There is no conclusive information on the durability of e-scooters, partly due to the novelty of them and partly because companies do not wish to disclose figures that may lose them investors. However, in previous interviews, company spokespersons from Bird and Lime, two of the largest e-scooter companies, have stated that the average lifespan of their e-scooters is roughly one to two months. This begs the question of how green micro-mobility actually is.
The rapid depreciation of assets creates a whole new source of waste that previously did not exist. Looking at China for reference, one of the first countries to adopt shared bicycles in the largest scale to date, we see the ugly side of used bikes that end up in landfills so large, it’s unfathomable.
Regulations need to catch up
Furthermore, several cities – particularly in the US – have seen serious backlash towards e-scooters in the form of vandalism and theft. San Francisco is often in the news for the destruction of e-scooters that have plagued the city due to the lack of regulations. With no micro-mobility laws in place, companies can place their dockless e-scooters anywhere, taking up valuable space on sidewalks and infuriating pedestrians.
Additionally, governmental legislation needs to tackle safety concerns associated with e-scooters. Given that they resemble toys, a lot of people don’t see the potential dangers of riding e-scooters around urban environments.

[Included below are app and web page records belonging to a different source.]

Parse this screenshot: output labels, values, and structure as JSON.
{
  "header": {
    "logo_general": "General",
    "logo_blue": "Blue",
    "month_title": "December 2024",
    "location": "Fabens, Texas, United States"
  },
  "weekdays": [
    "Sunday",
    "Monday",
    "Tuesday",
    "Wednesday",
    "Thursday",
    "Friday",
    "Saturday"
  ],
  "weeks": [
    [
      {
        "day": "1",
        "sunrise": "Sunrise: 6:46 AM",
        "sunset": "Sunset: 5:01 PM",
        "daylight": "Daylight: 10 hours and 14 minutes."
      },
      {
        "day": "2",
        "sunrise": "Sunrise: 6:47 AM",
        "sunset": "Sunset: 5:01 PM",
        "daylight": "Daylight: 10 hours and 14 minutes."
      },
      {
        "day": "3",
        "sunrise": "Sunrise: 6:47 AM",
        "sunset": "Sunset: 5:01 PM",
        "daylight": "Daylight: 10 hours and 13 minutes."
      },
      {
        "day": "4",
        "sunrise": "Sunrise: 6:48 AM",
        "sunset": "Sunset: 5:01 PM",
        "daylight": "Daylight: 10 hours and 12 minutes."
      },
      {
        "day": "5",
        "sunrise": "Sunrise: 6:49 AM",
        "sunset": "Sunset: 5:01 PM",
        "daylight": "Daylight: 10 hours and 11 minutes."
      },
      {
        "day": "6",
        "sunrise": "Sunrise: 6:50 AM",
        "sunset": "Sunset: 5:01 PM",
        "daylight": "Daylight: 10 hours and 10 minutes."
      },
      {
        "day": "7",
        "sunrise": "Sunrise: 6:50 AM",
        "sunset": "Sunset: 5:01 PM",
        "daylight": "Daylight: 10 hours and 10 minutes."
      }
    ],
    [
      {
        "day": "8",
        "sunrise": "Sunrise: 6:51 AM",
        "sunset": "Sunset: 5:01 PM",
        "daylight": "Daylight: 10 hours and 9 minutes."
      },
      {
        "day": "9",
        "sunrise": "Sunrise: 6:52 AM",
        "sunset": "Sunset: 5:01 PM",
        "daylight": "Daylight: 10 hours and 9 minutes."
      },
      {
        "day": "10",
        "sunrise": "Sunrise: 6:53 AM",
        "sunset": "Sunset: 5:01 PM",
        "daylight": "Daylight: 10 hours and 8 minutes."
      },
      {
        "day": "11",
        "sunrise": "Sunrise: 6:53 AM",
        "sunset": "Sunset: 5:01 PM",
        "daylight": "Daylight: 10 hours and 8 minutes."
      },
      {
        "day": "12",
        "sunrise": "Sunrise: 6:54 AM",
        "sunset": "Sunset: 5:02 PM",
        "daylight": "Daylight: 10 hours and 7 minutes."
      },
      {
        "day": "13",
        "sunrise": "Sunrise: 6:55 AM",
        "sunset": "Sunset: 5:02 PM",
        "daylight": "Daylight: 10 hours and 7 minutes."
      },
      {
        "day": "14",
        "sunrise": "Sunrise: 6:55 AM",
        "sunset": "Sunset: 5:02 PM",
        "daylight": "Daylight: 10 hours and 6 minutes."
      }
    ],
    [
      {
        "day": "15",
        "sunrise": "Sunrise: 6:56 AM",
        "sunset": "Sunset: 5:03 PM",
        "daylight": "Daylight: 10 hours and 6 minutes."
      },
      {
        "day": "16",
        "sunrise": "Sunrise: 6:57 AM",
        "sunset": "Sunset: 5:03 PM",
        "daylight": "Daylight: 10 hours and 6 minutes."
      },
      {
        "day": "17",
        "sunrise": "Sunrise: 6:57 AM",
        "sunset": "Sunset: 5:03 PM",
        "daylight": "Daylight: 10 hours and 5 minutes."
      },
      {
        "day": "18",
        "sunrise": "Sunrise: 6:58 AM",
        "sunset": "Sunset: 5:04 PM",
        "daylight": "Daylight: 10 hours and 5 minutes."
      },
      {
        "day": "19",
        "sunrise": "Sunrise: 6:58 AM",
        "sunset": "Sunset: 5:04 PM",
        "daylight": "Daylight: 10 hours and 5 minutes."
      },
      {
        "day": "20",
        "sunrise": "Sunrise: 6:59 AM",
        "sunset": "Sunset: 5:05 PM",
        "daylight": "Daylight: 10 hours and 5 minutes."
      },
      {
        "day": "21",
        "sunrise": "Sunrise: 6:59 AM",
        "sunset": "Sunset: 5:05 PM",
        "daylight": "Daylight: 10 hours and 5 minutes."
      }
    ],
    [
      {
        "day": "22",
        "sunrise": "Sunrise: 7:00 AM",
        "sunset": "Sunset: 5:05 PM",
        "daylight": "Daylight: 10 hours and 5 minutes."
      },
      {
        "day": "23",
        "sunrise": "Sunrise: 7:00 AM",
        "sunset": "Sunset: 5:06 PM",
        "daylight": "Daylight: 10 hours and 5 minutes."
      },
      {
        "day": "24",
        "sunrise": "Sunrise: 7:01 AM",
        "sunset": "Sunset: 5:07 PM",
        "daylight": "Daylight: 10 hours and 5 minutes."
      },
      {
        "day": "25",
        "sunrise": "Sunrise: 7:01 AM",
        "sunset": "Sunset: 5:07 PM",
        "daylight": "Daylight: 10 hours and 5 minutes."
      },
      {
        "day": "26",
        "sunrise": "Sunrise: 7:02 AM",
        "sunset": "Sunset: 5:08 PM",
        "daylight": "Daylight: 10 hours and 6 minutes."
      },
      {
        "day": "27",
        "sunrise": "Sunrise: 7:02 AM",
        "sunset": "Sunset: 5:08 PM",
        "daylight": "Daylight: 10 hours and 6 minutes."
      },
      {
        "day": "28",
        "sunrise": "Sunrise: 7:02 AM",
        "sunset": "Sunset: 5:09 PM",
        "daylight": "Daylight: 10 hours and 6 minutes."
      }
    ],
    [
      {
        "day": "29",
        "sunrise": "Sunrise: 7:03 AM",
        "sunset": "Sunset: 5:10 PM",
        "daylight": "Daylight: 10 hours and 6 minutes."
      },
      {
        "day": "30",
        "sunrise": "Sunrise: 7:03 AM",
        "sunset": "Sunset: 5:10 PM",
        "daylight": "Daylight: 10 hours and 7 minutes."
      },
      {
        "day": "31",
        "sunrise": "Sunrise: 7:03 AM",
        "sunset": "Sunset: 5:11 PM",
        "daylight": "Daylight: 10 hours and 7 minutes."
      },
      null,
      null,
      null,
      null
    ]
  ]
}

And because it’s a relatively new mode of transport that isn’t regulated in most cities, there are no given rules for how and where to ride e-scooters, with certain cities banning them from sidewalks and others only permitting them on sidewalks. This has resulted in multiple accidents – some tragically fatal – due to collisions.
Just a trend or here to stay?
In principle, e-scooters should be the ideal solution to congested, polluted cities. However, in practice, there is no concrete evidence that the rise of e-scooters has meant a decline in car ownership or emissions. Until regulations are put in place and micro-mobility establishes itself as a capable solution, people are unlikely to forgo their cars.
Despite the imminent challenges that have risen from a business that has grown too large in such a short space of time, one thing is certain: there is an undeniable demand for last-mile mobility solutions. Whether e-scooters will stand the test of time still remains to be seen.
However, what we can learn from micro-mobility and the e-scooter revolution in particular, is that citizens are putting the pressure on cities to improve transportation planning. Urban population is predicted to grow to 68 percent by 2050 and tackling urban mobility is a top-priority. Changes in street design, such as expanding bike lanes and creating spaces for other forms of mobility are necessary to ensure that e-scooters and other micro-mobility alternatives thrive.